AIM OF THE TASK: Filter the entries beneath this task, copying only the lines that hold the word "JSON".

BEGIN TASK INPUTS

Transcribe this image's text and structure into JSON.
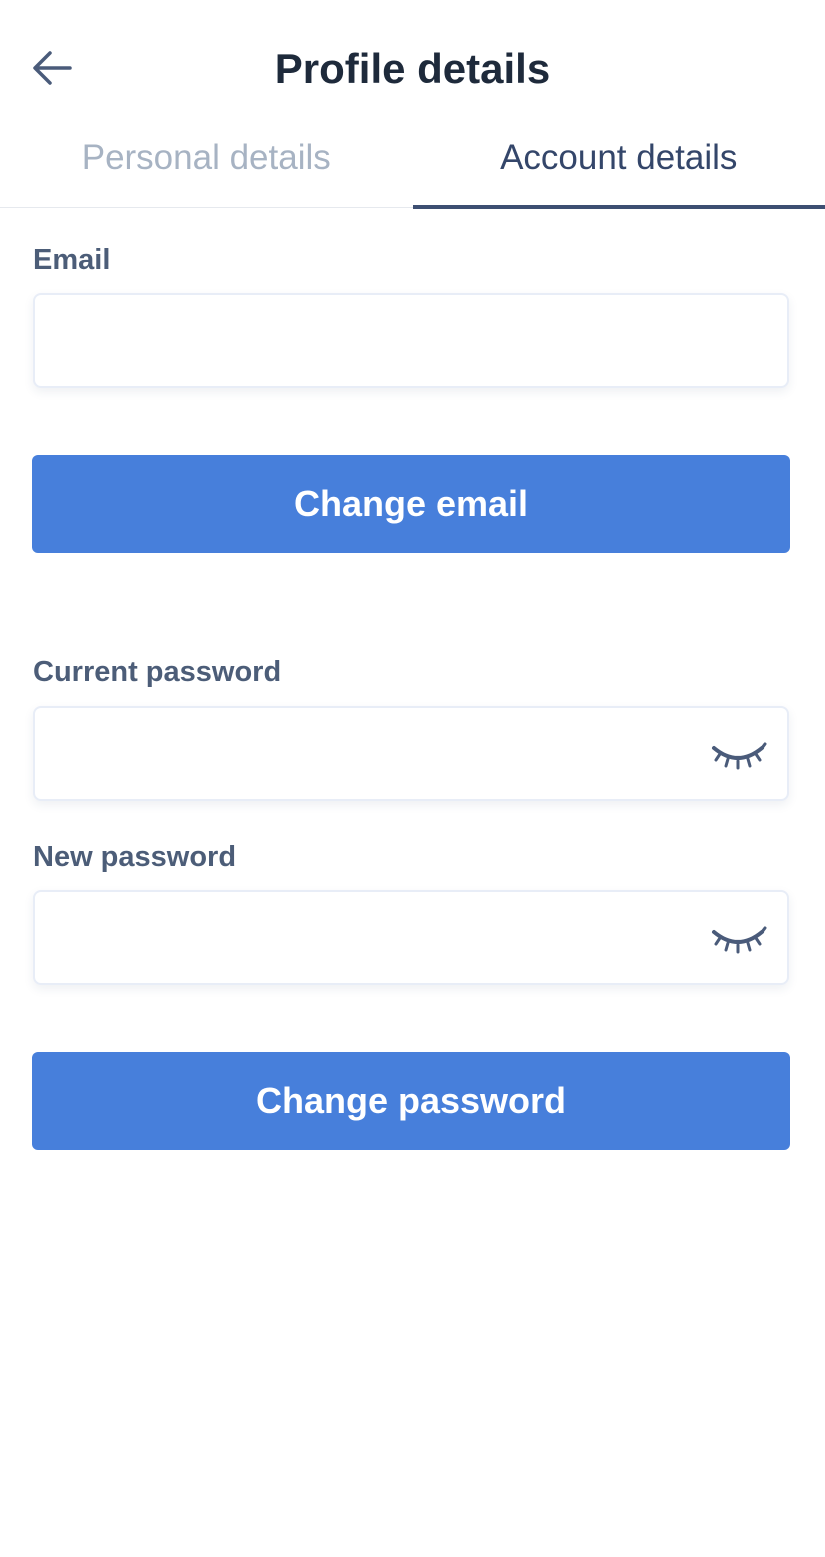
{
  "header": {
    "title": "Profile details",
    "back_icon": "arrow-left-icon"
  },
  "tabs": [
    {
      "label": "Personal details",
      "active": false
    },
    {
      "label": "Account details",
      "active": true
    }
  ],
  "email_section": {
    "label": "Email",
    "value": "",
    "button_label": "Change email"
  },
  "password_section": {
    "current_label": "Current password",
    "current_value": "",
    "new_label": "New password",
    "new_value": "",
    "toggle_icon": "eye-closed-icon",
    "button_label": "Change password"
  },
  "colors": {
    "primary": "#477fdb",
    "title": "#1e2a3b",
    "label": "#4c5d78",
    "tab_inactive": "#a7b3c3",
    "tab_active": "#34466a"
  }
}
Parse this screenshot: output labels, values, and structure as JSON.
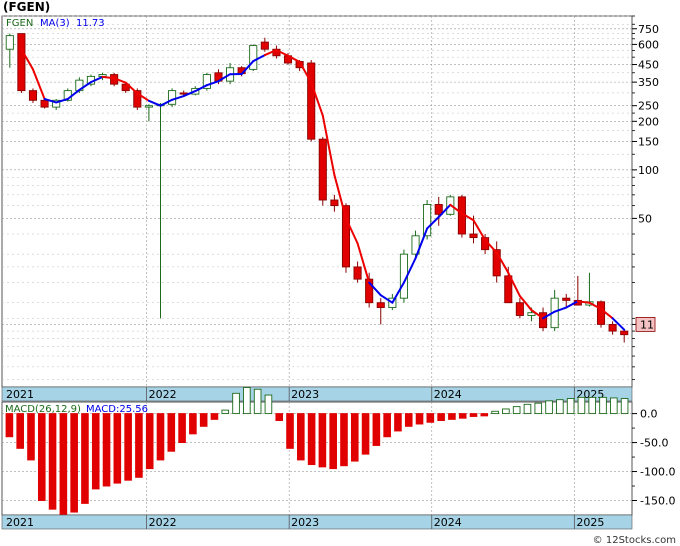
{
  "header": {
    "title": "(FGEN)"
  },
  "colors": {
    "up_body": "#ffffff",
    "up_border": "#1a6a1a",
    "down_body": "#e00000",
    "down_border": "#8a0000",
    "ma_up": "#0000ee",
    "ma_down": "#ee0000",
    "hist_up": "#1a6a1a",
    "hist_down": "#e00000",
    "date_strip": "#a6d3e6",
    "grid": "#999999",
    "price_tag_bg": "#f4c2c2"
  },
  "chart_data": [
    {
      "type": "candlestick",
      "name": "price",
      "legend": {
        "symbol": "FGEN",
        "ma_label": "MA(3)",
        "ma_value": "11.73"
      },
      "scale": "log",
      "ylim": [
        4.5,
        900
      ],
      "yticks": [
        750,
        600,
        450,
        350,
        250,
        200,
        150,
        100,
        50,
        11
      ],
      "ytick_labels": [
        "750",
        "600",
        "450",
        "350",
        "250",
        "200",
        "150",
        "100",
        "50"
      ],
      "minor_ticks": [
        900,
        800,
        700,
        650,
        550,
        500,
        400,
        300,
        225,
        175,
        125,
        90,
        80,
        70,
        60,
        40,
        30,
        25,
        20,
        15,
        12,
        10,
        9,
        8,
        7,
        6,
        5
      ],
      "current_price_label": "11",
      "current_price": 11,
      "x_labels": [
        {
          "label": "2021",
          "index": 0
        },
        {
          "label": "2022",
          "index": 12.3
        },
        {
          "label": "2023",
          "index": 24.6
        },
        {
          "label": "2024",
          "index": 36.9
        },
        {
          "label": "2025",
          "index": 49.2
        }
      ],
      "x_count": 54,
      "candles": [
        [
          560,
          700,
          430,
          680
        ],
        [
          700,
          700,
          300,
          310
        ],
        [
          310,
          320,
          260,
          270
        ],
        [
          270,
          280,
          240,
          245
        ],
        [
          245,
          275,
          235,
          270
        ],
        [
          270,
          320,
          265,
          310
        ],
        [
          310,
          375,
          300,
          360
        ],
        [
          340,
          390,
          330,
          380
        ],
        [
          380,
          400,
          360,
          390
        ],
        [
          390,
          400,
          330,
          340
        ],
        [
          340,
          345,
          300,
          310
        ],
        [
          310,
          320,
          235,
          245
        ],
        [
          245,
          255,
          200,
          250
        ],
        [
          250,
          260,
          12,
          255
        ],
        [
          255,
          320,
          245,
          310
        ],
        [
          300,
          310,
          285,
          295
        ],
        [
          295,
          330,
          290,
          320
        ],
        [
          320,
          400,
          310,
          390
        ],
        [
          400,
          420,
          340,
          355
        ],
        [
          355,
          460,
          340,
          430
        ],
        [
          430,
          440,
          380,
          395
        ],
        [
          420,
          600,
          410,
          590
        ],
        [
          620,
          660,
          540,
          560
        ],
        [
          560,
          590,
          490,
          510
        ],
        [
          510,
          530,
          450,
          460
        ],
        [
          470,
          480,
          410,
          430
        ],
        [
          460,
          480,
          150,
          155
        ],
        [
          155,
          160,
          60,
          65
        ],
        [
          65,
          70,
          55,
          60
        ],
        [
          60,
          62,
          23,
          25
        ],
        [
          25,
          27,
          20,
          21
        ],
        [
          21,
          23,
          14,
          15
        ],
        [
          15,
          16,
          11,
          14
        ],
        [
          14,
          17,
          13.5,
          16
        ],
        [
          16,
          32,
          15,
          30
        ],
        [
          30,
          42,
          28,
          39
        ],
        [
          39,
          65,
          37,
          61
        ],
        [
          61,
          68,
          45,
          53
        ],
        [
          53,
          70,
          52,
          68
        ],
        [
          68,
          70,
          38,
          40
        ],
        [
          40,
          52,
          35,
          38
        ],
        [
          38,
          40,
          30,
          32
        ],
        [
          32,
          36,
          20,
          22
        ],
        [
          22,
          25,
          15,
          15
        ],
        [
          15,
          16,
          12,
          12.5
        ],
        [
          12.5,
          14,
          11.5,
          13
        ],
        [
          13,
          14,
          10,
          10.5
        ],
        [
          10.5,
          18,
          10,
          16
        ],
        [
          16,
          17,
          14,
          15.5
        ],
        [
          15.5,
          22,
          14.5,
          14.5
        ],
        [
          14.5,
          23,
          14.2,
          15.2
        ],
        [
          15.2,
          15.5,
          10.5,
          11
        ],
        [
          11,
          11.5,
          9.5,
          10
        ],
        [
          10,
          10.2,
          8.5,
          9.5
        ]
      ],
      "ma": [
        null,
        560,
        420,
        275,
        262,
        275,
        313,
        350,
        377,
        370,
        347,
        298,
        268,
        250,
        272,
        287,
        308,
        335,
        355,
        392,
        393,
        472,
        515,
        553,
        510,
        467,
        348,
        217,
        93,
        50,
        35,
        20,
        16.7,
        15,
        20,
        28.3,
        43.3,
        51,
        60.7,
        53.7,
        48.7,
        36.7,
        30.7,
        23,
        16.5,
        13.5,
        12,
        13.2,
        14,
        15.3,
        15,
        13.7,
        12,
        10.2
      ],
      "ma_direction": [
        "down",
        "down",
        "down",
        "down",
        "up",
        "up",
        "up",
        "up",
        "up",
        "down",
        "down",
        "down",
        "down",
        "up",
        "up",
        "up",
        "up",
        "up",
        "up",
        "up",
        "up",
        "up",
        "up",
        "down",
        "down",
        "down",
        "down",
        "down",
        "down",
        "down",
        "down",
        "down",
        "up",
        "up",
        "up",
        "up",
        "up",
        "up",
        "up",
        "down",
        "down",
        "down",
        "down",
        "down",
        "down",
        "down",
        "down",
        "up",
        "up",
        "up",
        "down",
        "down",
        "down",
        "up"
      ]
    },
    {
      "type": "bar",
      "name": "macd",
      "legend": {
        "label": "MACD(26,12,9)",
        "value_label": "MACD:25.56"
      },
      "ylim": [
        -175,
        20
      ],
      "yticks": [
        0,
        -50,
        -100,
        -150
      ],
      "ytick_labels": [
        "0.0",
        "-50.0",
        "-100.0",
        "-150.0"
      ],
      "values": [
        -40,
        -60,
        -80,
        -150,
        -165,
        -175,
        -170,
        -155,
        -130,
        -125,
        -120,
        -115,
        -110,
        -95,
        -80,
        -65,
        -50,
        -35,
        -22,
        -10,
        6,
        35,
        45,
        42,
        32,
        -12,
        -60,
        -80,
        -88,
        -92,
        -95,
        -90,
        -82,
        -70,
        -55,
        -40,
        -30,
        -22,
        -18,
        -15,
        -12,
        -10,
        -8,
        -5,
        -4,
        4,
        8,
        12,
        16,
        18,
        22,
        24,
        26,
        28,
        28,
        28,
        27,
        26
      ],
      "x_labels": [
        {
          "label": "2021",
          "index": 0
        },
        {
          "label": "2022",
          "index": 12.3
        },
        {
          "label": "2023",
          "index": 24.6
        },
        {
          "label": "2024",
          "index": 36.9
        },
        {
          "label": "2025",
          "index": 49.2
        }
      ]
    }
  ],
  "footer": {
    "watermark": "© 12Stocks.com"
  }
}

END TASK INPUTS
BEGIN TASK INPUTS

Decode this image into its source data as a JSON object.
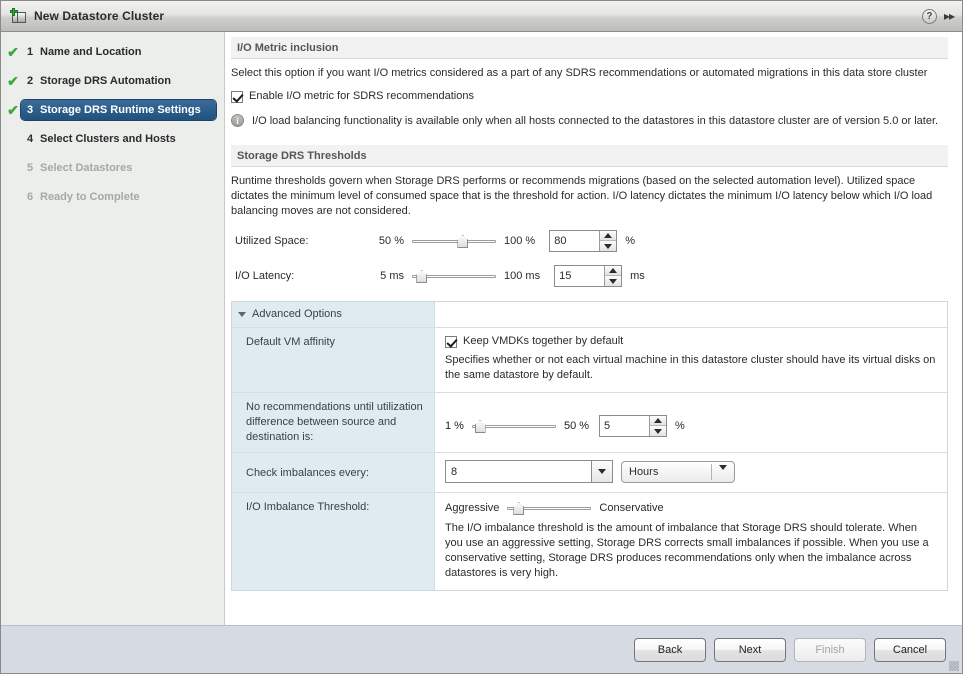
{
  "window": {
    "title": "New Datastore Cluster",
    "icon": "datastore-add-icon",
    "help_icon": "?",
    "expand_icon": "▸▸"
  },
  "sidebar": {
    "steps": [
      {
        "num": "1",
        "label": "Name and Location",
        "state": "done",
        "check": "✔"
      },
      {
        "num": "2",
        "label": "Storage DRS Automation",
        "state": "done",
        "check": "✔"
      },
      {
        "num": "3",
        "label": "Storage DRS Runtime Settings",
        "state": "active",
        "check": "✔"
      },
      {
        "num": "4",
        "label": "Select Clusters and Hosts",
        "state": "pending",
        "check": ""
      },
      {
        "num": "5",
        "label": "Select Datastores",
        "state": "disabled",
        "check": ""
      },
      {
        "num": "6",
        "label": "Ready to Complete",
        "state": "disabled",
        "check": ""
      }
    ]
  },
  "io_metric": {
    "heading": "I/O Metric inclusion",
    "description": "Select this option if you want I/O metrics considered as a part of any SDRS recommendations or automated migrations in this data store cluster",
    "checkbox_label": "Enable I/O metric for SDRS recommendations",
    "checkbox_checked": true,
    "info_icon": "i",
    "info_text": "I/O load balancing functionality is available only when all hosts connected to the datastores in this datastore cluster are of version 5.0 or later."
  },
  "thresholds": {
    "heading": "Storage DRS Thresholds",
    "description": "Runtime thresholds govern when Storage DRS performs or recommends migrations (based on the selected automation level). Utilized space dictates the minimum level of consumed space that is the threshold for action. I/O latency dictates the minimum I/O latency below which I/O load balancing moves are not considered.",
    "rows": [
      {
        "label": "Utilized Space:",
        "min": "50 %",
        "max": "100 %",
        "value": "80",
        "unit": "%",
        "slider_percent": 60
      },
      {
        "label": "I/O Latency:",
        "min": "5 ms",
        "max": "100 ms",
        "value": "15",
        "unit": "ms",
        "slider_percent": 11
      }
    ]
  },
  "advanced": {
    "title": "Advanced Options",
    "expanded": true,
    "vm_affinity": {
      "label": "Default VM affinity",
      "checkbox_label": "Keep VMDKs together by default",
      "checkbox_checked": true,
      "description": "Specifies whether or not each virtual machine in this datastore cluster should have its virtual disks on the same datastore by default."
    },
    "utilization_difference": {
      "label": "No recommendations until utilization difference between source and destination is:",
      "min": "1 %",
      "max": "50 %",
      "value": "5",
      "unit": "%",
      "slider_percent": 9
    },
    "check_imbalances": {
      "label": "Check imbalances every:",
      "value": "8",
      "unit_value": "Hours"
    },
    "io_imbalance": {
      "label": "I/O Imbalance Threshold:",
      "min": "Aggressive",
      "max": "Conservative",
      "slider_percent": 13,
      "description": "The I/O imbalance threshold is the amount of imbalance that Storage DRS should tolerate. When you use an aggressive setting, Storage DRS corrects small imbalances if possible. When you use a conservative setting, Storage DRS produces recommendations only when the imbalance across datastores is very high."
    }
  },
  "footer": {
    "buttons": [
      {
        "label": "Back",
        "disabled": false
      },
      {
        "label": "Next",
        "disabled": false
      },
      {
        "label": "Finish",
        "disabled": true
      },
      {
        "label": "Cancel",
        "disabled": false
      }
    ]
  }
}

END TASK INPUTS

RESULT OF THE TASK:
Transcribe this image's text and structure into JSON.
Parse this screenshot: output labels, values, and structure as JSON.
Decode this image into its source data as a JSON object.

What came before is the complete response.